----- Data to process

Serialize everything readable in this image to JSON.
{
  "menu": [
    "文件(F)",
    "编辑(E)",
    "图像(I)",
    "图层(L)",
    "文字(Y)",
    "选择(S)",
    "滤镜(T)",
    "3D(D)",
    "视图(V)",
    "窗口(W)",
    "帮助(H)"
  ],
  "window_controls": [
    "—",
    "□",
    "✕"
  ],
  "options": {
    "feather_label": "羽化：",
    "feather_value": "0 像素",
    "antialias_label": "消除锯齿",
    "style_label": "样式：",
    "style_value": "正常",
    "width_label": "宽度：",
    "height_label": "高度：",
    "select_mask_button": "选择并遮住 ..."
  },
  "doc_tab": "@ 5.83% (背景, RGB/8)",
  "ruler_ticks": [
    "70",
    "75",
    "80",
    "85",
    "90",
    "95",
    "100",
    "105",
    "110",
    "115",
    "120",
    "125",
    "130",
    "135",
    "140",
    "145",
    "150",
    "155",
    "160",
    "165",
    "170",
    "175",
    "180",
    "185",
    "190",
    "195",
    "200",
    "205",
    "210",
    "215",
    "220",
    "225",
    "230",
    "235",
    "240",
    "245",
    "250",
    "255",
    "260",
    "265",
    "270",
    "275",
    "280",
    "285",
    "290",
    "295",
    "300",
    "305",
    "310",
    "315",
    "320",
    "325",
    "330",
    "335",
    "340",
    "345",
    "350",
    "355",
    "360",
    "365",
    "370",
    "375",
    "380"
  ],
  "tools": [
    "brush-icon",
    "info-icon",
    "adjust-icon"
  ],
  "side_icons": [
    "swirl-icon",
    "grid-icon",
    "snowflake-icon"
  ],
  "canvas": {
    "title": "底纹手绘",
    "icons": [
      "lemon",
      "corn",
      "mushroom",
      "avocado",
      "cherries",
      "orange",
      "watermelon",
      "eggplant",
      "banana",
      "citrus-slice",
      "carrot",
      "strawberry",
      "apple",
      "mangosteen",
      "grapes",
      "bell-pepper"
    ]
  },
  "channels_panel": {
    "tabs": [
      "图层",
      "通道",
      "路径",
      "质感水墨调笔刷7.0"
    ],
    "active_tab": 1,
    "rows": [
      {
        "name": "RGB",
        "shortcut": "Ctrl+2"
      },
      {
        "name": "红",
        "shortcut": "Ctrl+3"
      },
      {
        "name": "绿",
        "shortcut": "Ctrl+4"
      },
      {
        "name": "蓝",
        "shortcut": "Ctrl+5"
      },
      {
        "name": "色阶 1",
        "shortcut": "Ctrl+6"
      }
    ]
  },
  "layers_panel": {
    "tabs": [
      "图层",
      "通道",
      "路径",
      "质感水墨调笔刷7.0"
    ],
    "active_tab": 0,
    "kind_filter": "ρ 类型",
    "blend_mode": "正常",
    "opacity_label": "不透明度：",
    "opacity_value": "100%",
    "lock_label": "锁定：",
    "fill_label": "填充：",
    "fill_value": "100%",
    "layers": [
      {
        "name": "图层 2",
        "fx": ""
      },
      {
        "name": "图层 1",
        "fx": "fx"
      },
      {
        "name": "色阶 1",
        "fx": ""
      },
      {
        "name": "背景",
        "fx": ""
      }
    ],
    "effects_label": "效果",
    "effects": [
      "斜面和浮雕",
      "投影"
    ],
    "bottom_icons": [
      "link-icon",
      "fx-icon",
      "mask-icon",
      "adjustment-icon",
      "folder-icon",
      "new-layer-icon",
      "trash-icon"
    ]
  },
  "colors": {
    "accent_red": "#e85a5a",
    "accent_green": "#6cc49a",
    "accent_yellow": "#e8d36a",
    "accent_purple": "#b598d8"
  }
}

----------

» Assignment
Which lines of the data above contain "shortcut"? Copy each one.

» Answer below
        "shortcut": "Ctrl+2"
        "shortcut": "Ctrl+3"
        "shortcut": "Ctrl+4"
        "shortcut": "Ctrl+5"
        "shortcut": "Ctrl+6"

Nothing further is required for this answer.